STANFORD, Calif. (AP) _ Close your eyes and think back to when college basketball teams based their offense around passing, when they won games by hitting free throws and their best scorer couldn’t dunk.
Open your eyes, and you’re watching 20th-ranked Stanford.
With starting center Tim Young lost for the season with back problems, Stanford has no player over 6-foot-8 in its starting lineup.
But after last Saturday’s 67-66 win over UCLA, Stanford has won five straight and is just one game behind the Bruins in the conference standings with an 8-3 record.
It was the first time since the 1965-66 season the Cardinal had beaten a defending national champion.
Stanford, which is 15-5 overall, is a team of role players. Brevin Knight is the ballhandler and penetrator, Dion Cross is the outside shooter, David Harbour is the defensive specialist, Andy Poppink and Darren Allaway provide the rebounds.
When coach Mike Montgomery is asked during a conference call how his team has gotten back into the Pac-10 title race, he reaches for a slip of paper above his desk.
``The whole is greater than the sum of its parts,″ he says, reading from the note. ``We know people like Cross will make their foul shots, Brevin will not turn it over. We all know what we’re going to do.″
Knight, a lightning-quick point guard, averages 15.7 points and 7.7 assists a game. Cross averages 15.5 points per game and has made 94 percent of his free throws this season, including a streak of 27 straight that ended last Thursday.
Stanford, just fifth in the league in scoring, is one of the nation’s best teams at the free throw line, making 75 percent of its foul shots to lead the Pac-10.
Knight and Cross are likely to touch the ball several times during each possession, as the Cardinal pass and pass until they get a good shot. In these days of one-on-one play, Stanford is a throwback to earlier teams.
Poppink says most teams won’t admit to having an old-fashioned style, but acknowledges the Cardinal enjoy succeeding against teams that supposedly have better athletes.
``We do match up well against those sorts of teams. A lot of times we’re able to frustrate teams that play like that,″ Poppink says. ``(Montgomery) recruits people who are solid basketball players. It’s not necessarily the great runners, jumpers, athletes you see here.″
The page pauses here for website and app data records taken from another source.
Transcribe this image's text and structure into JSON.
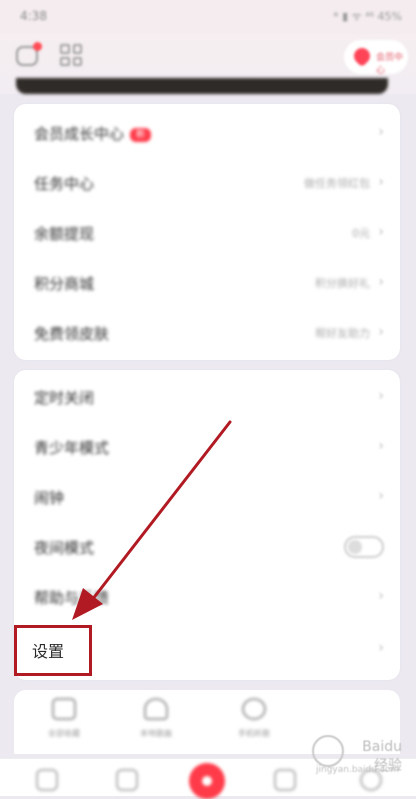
{
  "status_bar": {
    "time": "4:38",
    "icons": "* ▮ ᯤ ⁴⁶ 45%"
  },
  "header": {
    "vip_label": "会员中心"
  },
  "menu_group_1": [
    {
      "title": "会员成长中心",
      "badge": "新",
      "sub": ""
    },
    {
      "title": "任务中心",
      "badge": "",
      "sub": "做任务领红包"
    },
    {
      "title": "余额提现",
      "badge": "",
      "sub": "0元"
    },
    {
      "title": "积分商城",
      "badge": "",
      "sub": "积分换好礼"
    },
    {
      "title": "免费领皮肤",
      "badge": "",
      "sub": "帮好友助力"
    }
  ],
  "menu_group_2": [
    {
      "title": "定时关闭",
      "type": "chevron"
    },
    {
      "title": "青少年模式",
      "type": "chevron"
    },
    {
      "title": "闹钟",
      "type": "chevron"
    },
    {
      "title": "夜间模式",
      "type": "toggle"
    },
    {
      "title": "帮助与反馈",
      "type": "chevron"
    },
    {
      "title": "设置",
      "type": "chevron"
    }
  ],
  "quick_links": [
    "全部收藏",
    "本地歌曲",
    "手机听歌"
  ],
  "watermark": {
    "brand": "Baidu 经验",
    "sub": "jingyan.baidu.com"
  },
  "annotation": {
    "highlight_color": "#b11a22"
  }
}
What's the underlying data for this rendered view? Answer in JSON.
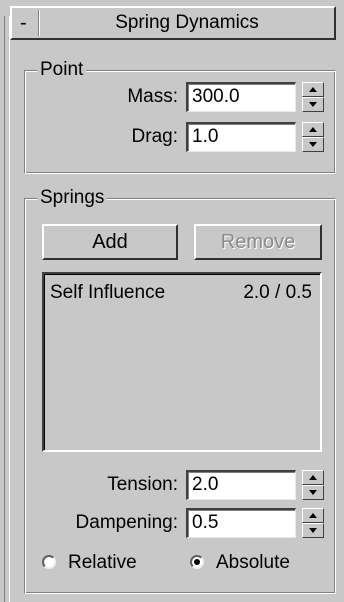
{
  "rollout": {
    "collapse_symbol": "-",
    "title": "Spring Dynamics"
  },
  "point": {
    "label": "Point",
    "mass": {
      "label": "Mass:",
      "value": "300.0"
    },
    "drag": {
      "label": "Drag:",
      "value": "1.0"
    }
  },
  "springs": {
    "label": "Springs",
    "add_label": "Add",
    "remove_label": "Remove",
    "remove_enabled": false,
    "list": [
      {
        "name": "Self Influence",
        "value": "2.0 / 0.5"
      }
    ],
    "tension": {
      "label": "Tension:",
      "value": "2.0"
    },
    "dampening": {
      "label": "Dampening:",
      "value": "0.5"
    },
    "mode": {
      "options": [
        "Relative",
        "Absolute"
      ],
      "selected": "Absolute"
    }
  },
  "icons": {
    "spinner_up": "triangle-up-icon",
    "spinner_down": "triangle-down-icon"
  }
}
Montgomery says ``the intangible things like heart″ cannot be overlooked, and points to the New York Knicks and Boston Celtics of the 1960s and 1970s as championship squads that succeeded because of teamwork.
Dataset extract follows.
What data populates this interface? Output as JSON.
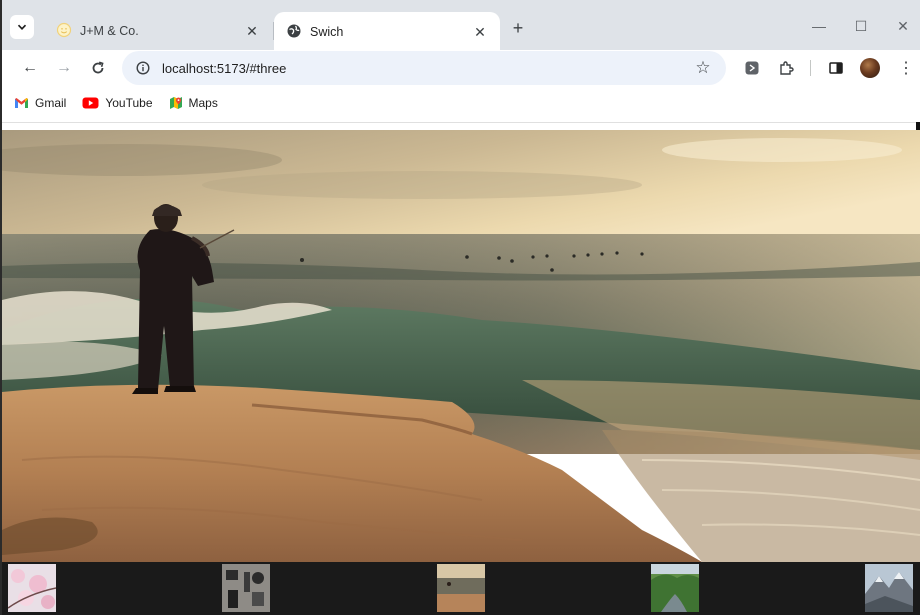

``I think people perceive talent as being faster, quicker, jumping higher, and that’s all well and good,″ he says. ``But it’s still not taking into account skill, the way you pass and play the game. There is still a place in the game for skill and timing and execution.″
Poppink has been a key element in Stanford’s recent success. With Young sidelined, the 6-7 Poppink has often been matched up against much taller post players _ and has more than held his own.
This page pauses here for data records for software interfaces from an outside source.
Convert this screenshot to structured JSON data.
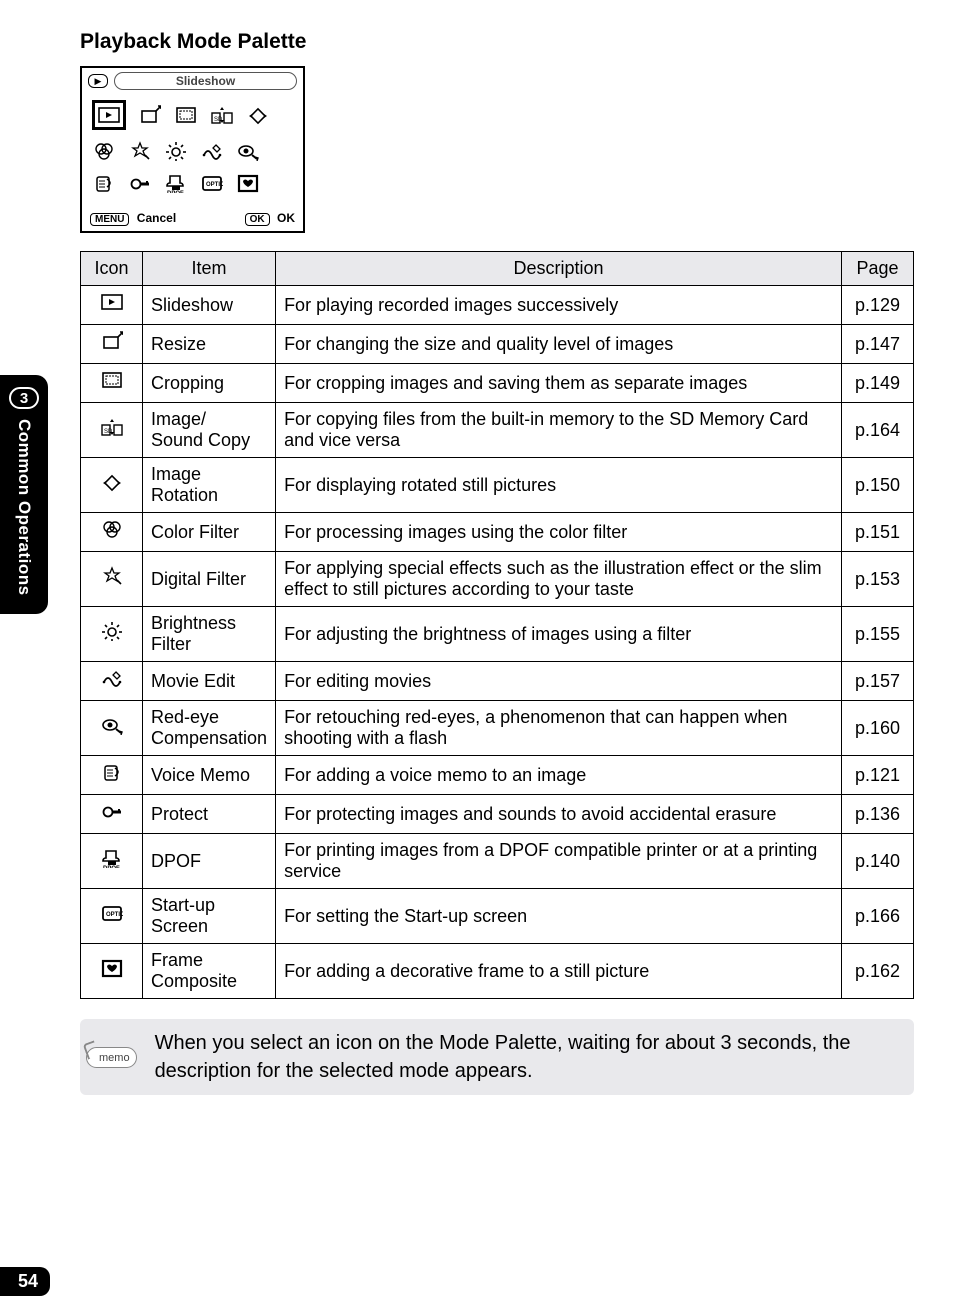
{
  "sidebar": {
    "chapter_number": "3",
    "chapter_title": "Common Operations"
  },
  "page_number": "54",
  "section_title": "Playback Mode Palette",
  "palette": {
    "header_label": "Slideshow",
    "footer_cancel_btn": "MENU",
    "footer_cancel_text": "Cancel",
    "footer_ok_btn": "OK",
    "footer_ok_text": "OK"
  },
  "table": {
    "headers": {
      "icon": "Icon",
      "item": "Item",
      "description": "Description",
      "page": "Page"
    },
    "rows": [
      {
        "icon": "slideshow",
        "item": "Slideshow",
        "description": "For playing recorded images successively",
        "page": "p.129"
      },
      {
        "icon": "resize",
        "item": "Resize",
        "description": "For changing the size and quality level of images",
        "page": "p.147"
      },
      {
        "icon": "cropping",
        "item": "Cropping",
        "description": "For cropping images and saving them as separate images",
        "page": "p.149"
      },
      {
        "icon": "copy",
        "item": "Image/\nSound Copy",
        "description": "For copying files from the built-in memory to the SD Memory Card and vice versa",
        "page": "p.164"
      },
      {
        "icon": "rotate",
        "item": "Image Rotation",
        "description": "For displaying rotated still pictures",
        "page": "p.150"
      },
      {
        "icon": "colorfilter",
        "item": "Color Filter",
        "description": "For processing images using the color filter",
        "page": "p.151"
      },
      {
        "icon": "digitalfilter",
        "item": "Digital Filter",
        "description": "For applying special effects such as the illustration effect or the slim effect to still pictures according to your taste",
        "page": "p.153"
      },
      {
        "icon": "brightness",
        "item": "Brightness Filter",
        "description": "For adjusting the brightness of images using a filter",
        "page": "p.155"
      },
      {
        "icon": "movieedit",
        "item": "Movie Edit",
        "description": "For editing movies",
        "page": "p.157"
      },
      {
        "icon": "redeye",
        "item": "Red-eye Compensation",
        "description": "For retouching red-eyes, a phenomenon that can happen when shooting with a flash",
        "page": "p.160"
      },
      {
        "icon": "voicememo",
        "item": "Voice Memo",
        "description": "For adding a voice memo to an image",
        "page": "p.121"
      },
      {
        "icon": "protect",
        "item": "Protect",
        "description": "For protecting images and sounds to avoid accidental erasure",
        "page": "p.136"
      },
      {
        "icon": "dpof",
        "item": "DPOF",
        "description": "For printing images from a DPOF compatible printer or at a printing service",
        "page": "p.140"
      },
      {
        "icon": "startup",
        "item": "Start-up Screen",
        "description": "For setting the Start-up screen",
        "page": "p.166"
      },
      {
        "icon": "frame",
        "item": "Frame Composite",
        "description": "For adding a decorative frame to a still picture",
        "page": "p.162"
      }
    ]
  },
  "memo": {
    "badge": "memo",
    "text": "When you select an icon on the Mode Palette, waiting for about 3 seconds, the description for the selected mode appears."
  }
}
``It definitely has made us move the ball a little more,″ Poppink says. ``Tim never got too far from the low block, and now we have guys that can go inside and outside. It opens it up a little bit. It’s like having an extra passer in the game.″
Knight is the quarterback of Stanford’s team coordination. Opposing coaches such as UCLA’s Jim Harrick and Cal’s Todd Bozeman marvel at Knight’s ability to always seem to find the right man with his passes.
And though he often scores on layups after steals, the 5-10 Knight has never dunked in a college game. Montgomery hasn’t seen Knight dunk in practice, either, though Poppink clearly remembers it happening.
``I’ve seen him dunk maybe once or twice on an alley-oop,″ Poppink says. ``He was more than excited about it.″